etymology

[et-uh-mol-uh-jee]

noun, plural et·y·mol·o·gies.

the derivation of a word.
a chronological account of the birth and development of a particular word or element of a word, often delineating its spread from one language to another and its evolving changes in form and meaning.
the study of historical linguistic change, especially as manifested in individual words.

Origin of etymology

1350–1400; Middle English < Latin etymologia < Greek etymología, equivalent to etymológ(os) studying the true meanings and values of words (étymo(s) true (see etymon) + lógos word, reason) + -ia -y3
Related formset·y·mo·log·i·cal [et-uh-muh-loj-i-kuh l] /ˌɛt ə məˈlɒdʒ ɪ kəl/, et·y·mo·log·ic, adjectiveet·y·mo·log·i·cal·ly, adverbet·y·mol·o·gist, nounpseu·do·et·y·mo·log·i·cal, adjectivepseu·do·et·y·mo·log·i·cal·ly, adverbsub·et·y·mol·o·gy, noun, plural sub·et·y·mol·o·gies.un·et·y·mo·log·ic, adjectiveun·et·y·mo·log·i·cal, adjectiveun·et·y·mo·log·i·cal·ly, adverb
Can be confusedentomology etymology
Dictionary.com Unabridged Based on the Random House Unabridged Dictionary, © Random House, Inc. 2019

Examples from the Web for etymology

Contemporary Examples of etymology

Historical Examples of etymology

  • The first class contains the forms connected, partially in their etymology and wholly in their syntax, with my and thy, &c.

    The English Language

    Robert Gordon Latham

  • As applied to men, Skeat thinks it meant good or worthy at stealing; but the etymology is still unsettled.

  • The etymology of this hammercloth, which was simply a covering over the coach-box, seems to have puzzled people considerably.

  • It may be well, however, to look into the etymology of the two words we are considering.

    Play-Making

    William Archer

  • Let us try the test of an expression somewhat kindred in etymology: such a word as would carry upon its face a damning solecism.



British Dictionary definitions for etymology

etymology

noun plural -gies

the study of the sources and development of words and morphemes
an account of the source and development of a word or morpheme
Derived Formsetymological (ˌɛtɪməˈlɒdʒɪkəl), adjectiveetymologically, adverbetymologist, noun

Word Origin for etymology

C14: via Latin from Greek etumologia; see etymon, -logy
Collins English Dictionary - Complete & Unabridged 2012 Digital Edition © William Collins Sons & Co. Ltd. 1979, 1986 © HarperCollins Publishers 1998, 2000, 2003, 2005, 2006, 2007, 2009, 2012

Word Origin and History for etymology
n.

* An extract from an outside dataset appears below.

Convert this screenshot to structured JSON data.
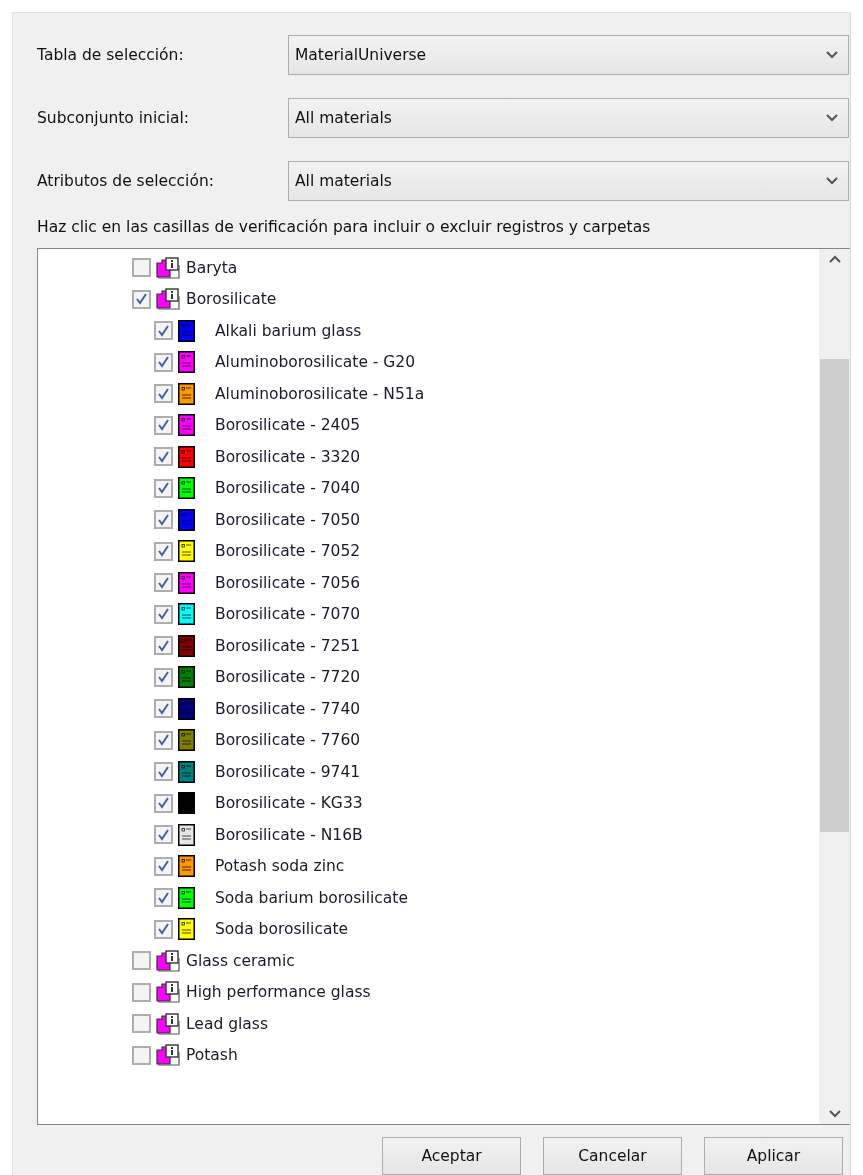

late 14c., ethimolegia "facts of the origin and development of a word," from Old French et(h)imologie (14c., Modern French étymologie), from Latin etymologia, from Greek etymologia, properly "study of the true sense (of a word)," from etymon "true sense" (neuter of etymos "true, real, actual," related to eteos "true") + -logia "study of, a speaking of" (see -logy).

In classical times, of meanings; later, of histories. Latinized by Cicero as veriloquium. As a branch of linguistic science, from 1640s. Related: Etymological; etymologically.

Online Etymology Dictionary, © 2010 Douglas Harper